▶ _AIM OF THE TASK_
The records follow. Filter them to the lines that hold "favicon".

Element data from apps and pages:
#####

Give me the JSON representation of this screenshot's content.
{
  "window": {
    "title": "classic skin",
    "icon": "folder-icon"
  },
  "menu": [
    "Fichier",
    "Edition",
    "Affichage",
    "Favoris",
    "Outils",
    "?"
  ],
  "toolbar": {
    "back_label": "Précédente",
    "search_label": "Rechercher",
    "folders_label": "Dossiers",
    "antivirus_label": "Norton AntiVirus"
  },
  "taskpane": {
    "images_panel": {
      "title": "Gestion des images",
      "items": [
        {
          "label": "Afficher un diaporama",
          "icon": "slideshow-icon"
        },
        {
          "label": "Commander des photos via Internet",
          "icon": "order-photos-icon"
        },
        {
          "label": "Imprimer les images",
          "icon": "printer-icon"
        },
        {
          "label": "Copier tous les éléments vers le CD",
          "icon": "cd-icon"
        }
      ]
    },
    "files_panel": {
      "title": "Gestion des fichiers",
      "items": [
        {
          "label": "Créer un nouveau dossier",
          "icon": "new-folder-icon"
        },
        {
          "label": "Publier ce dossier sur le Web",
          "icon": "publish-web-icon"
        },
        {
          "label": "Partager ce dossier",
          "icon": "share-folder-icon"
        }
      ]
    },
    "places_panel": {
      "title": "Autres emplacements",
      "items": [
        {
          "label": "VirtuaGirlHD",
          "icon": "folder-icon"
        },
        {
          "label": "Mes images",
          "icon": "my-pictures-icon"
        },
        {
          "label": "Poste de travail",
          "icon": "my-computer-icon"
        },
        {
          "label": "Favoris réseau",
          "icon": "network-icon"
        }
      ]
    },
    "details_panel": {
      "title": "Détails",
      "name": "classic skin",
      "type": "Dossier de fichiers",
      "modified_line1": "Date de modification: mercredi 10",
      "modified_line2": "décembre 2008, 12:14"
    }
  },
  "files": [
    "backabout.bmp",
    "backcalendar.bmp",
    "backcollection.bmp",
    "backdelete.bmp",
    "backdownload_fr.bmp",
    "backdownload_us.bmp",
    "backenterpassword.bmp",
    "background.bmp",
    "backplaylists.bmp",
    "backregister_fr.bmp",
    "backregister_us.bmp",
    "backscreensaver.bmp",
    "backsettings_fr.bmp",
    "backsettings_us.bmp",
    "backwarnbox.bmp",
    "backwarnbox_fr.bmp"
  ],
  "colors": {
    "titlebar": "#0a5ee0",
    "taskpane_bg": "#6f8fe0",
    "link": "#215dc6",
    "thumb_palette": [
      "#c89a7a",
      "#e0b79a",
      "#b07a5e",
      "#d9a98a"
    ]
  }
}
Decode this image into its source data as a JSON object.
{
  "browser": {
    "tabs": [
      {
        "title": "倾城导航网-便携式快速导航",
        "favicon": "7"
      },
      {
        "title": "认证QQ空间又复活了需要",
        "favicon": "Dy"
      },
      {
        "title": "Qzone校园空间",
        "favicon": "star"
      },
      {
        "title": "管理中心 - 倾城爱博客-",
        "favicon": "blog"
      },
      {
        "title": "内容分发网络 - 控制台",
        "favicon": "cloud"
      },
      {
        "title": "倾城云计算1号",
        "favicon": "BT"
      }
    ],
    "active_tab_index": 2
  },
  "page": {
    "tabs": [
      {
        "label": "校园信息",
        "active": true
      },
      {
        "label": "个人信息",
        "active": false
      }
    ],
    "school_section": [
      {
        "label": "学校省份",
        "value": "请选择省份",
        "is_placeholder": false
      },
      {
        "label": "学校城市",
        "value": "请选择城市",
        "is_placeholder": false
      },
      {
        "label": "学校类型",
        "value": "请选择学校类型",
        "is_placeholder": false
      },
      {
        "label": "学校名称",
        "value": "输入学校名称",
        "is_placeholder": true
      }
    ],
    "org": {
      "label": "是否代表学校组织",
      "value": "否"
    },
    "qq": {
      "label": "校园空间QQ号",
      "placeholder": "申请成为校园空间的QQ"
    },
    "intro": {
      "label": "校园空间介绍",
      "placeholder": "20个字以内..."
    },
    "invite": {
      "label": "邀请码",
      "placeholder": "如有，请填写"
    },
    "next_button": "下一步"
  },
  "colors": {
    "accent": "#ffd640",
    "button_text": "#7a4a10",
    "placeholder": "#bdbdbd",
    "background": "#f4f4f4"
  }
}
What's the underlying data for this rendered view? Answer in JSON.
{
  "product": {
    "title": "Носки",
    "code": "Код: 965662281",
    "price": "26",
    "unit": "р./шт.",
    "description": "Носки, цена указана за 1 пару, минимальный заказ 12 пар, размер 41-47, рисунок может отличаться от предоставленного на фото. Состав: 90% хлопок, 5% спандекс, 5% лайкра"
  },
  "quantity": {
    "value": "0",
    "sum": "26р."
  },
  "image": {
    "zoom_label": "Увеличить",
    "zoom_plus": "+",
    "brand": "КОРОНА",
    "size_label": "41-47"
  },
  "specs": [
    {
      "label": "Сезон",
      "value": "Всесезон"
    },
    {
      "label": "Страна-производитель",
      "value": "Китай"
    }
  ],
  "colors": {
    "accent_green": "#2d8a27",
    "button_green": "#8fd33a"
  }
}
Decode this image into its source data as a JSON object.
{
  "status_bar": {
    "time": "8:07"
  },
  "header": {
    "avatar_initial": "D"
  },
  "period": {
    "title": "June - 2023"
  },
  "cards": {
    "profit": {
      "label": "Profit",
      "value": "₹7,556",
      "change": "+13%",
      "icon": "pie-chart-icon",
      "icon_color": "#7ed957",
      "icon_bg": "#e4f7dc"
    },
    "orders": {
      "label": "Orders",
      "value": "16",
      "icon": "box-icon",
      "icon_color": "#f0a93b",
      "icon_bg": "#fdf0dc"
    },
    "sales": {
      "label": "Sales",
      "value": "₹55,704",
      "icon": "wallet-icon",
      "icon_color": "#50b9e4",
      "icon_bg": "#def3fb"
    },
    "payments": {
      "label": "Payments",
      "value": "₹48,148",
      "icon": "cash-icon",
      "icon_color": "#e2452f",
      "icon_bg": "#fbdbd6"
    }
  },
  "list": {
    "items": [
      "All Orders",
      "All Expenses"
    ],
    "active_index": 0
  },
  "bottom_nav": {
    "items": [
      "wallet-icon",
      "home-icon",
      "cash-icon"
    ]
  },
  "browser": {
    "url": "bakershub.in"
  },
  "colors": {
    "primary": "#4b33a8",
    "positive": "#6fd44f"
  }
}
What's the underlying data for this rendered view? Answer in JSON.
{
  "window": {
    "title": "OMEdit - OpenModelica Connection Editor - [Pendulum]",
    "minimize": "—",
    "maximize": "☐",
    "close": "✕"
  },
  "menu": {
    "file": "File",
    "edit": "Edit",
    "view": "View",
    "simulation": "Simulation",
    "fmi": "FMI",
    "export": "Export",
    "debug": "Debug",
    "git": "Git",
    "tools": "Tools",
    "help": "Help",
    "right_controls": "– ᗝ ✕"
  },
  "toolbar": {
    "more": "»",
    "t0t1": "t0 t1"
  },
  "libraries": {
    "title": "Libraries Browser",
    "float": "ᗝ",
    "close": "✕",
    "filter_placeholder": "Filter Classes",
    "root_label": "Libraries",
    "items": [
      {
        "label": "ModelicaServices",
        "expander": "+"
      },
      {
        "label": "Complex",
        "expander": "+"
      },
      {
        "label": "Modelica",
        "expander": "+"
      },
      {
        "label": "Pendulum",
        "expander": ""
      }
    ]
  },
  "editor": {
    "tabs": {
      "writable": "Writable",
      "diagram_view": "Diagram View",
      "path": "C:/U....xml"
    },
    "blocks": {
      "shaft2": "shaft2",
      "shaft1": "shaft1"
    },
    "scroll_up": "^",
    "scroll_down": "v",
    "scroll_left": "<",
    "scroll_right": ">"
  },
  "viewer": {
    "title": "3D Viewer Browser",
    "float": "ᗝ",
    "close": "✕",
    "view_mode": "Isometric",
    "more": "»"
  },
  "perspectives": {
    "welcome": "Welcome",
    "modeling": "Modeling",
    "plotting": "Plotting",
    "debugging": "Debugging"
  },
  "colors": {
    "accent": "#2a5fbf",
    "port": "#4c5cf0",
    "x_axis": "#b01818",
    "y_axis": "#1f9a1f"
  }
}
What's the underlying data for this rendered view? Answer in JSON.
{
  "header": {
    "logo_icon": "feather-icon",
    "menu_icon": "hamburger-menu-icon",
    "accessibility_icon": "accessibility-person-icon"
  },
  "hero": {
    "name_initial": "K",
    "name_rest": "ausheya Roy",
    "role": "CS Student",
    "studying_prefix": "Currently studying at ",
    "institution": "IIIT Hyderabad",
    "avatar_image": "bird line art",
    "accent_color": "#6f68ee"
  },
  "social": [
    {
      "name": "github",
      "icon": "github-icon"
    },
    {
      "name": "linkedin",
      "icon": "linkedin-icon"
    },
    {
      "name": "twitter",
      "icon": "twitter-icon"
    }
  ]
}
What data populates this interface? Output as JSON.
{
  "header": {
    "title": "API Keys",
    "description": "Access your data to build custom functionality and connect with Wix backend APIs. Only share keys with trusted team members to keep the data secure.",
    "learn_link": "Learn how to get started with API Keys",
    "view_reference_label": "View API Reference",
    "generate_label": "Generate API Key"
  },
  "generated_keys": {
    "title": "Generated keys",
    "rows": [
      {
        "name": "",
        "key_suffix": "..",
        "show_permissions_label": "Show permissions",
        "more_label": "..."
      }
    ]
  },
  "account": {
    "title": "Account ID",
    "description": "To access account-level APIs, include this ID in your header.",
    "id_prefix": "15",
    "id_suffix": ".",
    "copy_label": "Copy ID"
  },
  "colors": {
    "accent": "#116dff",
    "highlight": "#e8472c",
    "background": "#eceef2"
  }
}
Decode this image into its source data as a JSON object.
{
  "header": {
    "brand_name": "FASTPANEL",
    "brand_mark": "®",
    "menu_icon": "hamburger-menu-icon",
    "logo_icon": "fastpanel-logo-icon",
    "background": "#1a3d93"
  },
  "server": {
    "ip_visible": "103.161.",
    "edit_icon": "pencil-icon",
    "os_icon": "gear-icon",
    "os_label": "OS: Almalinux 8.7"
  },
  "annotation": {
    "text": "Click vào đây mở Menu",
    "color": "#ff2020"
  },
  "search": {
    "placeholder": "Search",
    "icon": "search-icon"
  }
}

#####

▶ _EXERCISE RESPONSE_
        "favicon": "7"
        "favicon": "Dy"
        "favicon": "star"
        "favicon": "blog"
        "favicon": "cloud"
        "favicon": "BT"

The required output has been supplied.